Bahnson is a skillful reporter, able to capture and dramatize key moments, and a graceful writer who deftly weaves in his personal history even as he describes the gardens and their inspired caretakers. I wished for more on my own passion, livestock—but Bahnson dislikes farm animals. I identified with his admission that his gardening strengths are in planning, soil preparation, and planting rather than harvesting and cooking. In farming as in everything else, it takes all kinds.
Bahnson’s role as both gardener and pilgrim unifies Soil and Sacrament and lends it drama. “Working with the soil opens us inward,” he writes, “where we find a God eager to lavish upon us God’s mercy and compassion and love. Soil also opens us outward, where we learn to receive the fruits of this good earth, and where we also discover that ours is not the only hunger. Soil work reveals the joyful messiness of human life where we find others who need us, and whom we need in return. How we hunger is who we are.”
Arkansas farmer Ragan Sutterfield wants churches to embrace this kind of agrarian thinking. Although humans are able to flourish because of a few inches of topsoil on the earth, mainstream churches “erase the realities of dirt,” Sutterfield declares. “The ‘spiritual life’ has become its domain and whether explicitly stated or not, salvation has come to mean the deliverance of souls and not bodies, persons not planets.” He summons an array of spiritual and agrarian thinkers—especially Wendell Berry—to support his points.
In Sutterfield’s careful reading of Genesis, Adam was given a humble vocation—to “keep the garden” as a servant, not a steward or manager. “Rather than fleeing from biblical views of creation, we should embrace them more fully,” he writes, “not simply in the light of Genesis, but the full biblical witness that shows, again and again, a creation that God loves and a people who are ignorant and lost without God’s limits, discipline, and guidance.” Though religion is often blamed for exploiting nature, Sutterfield thinks the blame belongs mostly to followers of John Locke, who believed that God gave the world as “raw material to be made valuable by English Protestants.”
Sutterfield explores the period before the adoption of large-scale agriculture in the Fertile Crescent some 10,000 years ago, and he examines the less extractive and more intimate communal practices of our Paleolithic ancestors. To those who would dismiss such a look backward as irrelevant, he points to the hazards of subsidized industrial agriculture, with its vulnerability to global fluctuations in supplies and prices.
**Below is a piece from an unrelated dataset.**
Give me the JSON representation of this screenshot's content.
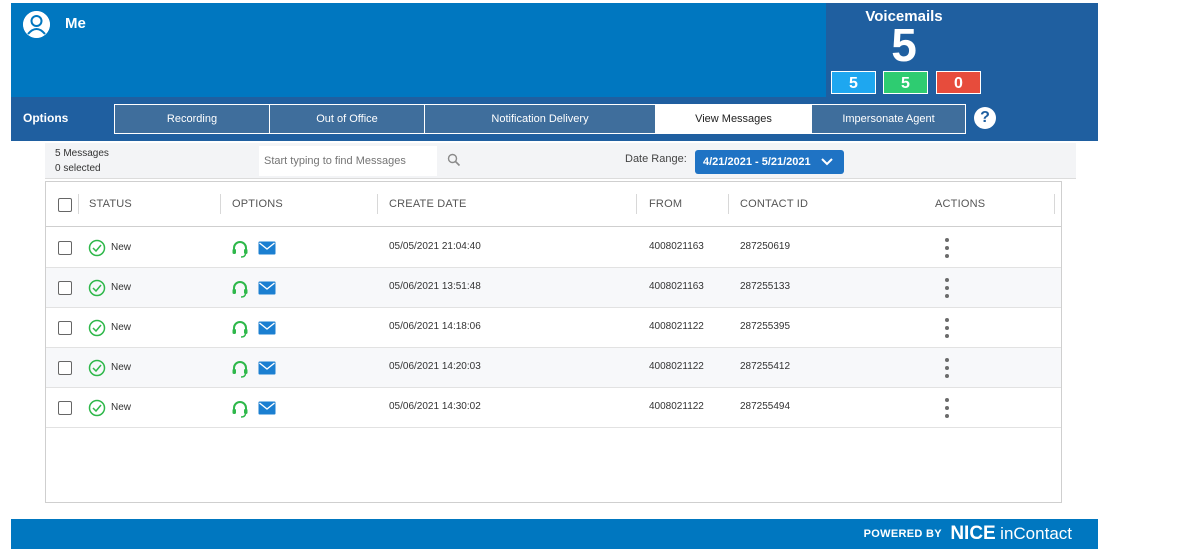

The challenge for Christians and others is to leave “the property mindset of a consumer society.” Understanding dependence on the land and our responsibilities to it should be the business of the church, because “human life makes no sense without humus.”
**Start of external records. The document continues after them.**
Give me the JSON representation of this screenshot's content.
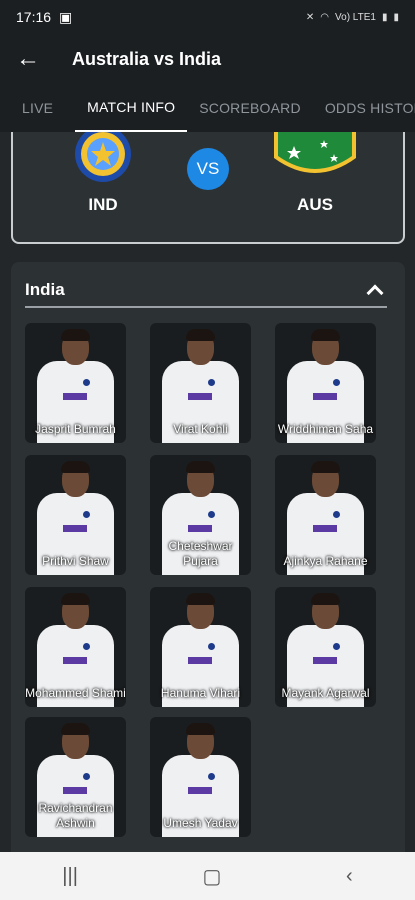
{
  "status_bar": {
    "time": "17:16",
    "network": "Vo) LTE1"
  },
  "app_bar": {
    "title": "Australia vs India"
  },
  "tabs": [
    {
      "label": "LIVE"
    },
    {
      "label": "MATCH INFO"
    },
    {
      "label": "SCOREBOARD"
    },
    {
      "label": "ODDS HISTORY"
    }
  ],
  "match": {
    "team1": "IND",
    "team2": "AUS",
    "vs": "VS"
  },
  "squad": {
    "title": "India",
    "players": [
      "Jasprit Bumrah",
      "Virat Kohli",
      "Wriddhiman Saha",
      "Prithvi Shaw",
      "Cheteshwar Pujara",
      "Ajinkya Rahane",
      "Mohammed Shami",
      "Hanuma Vihari",
      "Mayank Agarwal",
      "Ravichandran Ashwin",
      "Umesh Yadav"
    ]
  },
  "colors": {
    "vs_badge": "#1e88e5",
    "ind_blue": "#1e4aa8",
    "aus_green": "#1f8a3a",
    "aus_gold": "#f2c230"
  }
}
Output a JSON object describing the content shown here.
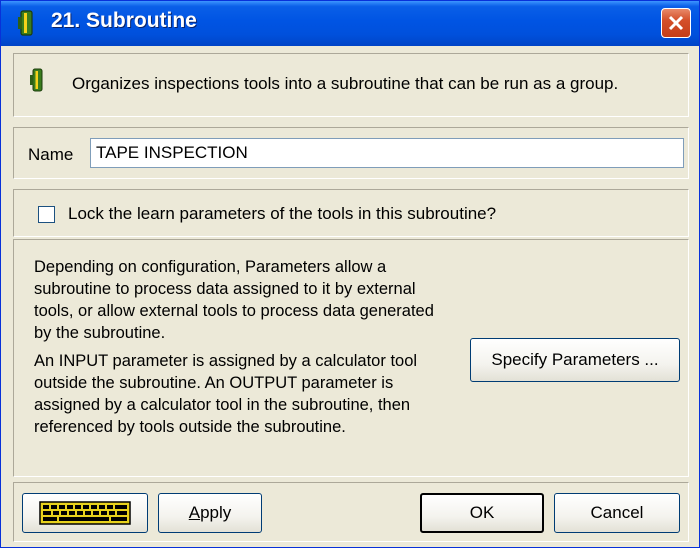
{
  "window": {
    "title": "21. Subroutine",
    "title_icon": "plug-icon",
    "close_icon": "close-x-icon"
  },
  "description": {
    "icon": "plug-icon",
    "text": "Organizes inspections tools into a subroutine that can be run as a group."
  },
  "name": {
    "label": "Name",
    "value": "TAPE INSPECTION"
  },
  "lock": {
    "label": "Lock the learn parameters of the tools in this subroutine?",
    "checked": false
  },
  "parameters": {
    "paragraph1": "Depending on configuration, Parameters allow a subroutine to process data assigned to it by external tools, or allow external tools to process data generated by the subroutine.",
    "paragraph2": "An INPUT parameter is assigned by a calculator tool outside the subroutine.  An OUTPUT parameter is assigned by a calculator tool in the subroutine, then referenced by tools outside the subroutine.",
    "specify_button": "Specify Parameters ..."
  },
  "buttons": {
    "keyboard_icon": "keyboard-icon",
    "apply": "Apply",
    "ok": "OK",
    "cancel": "Cancel"
  },
  "colors": {
    "titlebar": "#0054e3",
    "dialog_bg": "#ece9d8",
    "close_button": "#d4502a"
  }
}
Food production and distribution may already be transforming faith communities. Bahnson notes that Adamah Farm is affiliated with Hazon, an environmental organization that runs America’s largest faith-based community-supported agriculture program: almost 10,000 members spend $2 million a year at dozens of organic farms, only a handful of which are Jewish.
This agrarian-consumer renaissance already is transforming food pantries from purveyors of tins cans to hosts of a seasonal harvest table. In my hometown, a university-owned garden plot, tended by workers from many churches, supplies vegetables to a food pantry staffed by church members and other volunteers. Many are called to help fill empty bellies—and not everyone must grow a tomato. Some will plan, some will till, some will plant, some will tend, some will pick, some will haul the harvest, and some will distribute it. Many hands do make light work—and change the world.
Richard Gilbert teaches writing at Otterbein University in Westerville, Ohio, and is the author of Shepherd: A Memoir. His essays and articles have appeared in many periodicals, including Orion and Chautauqua.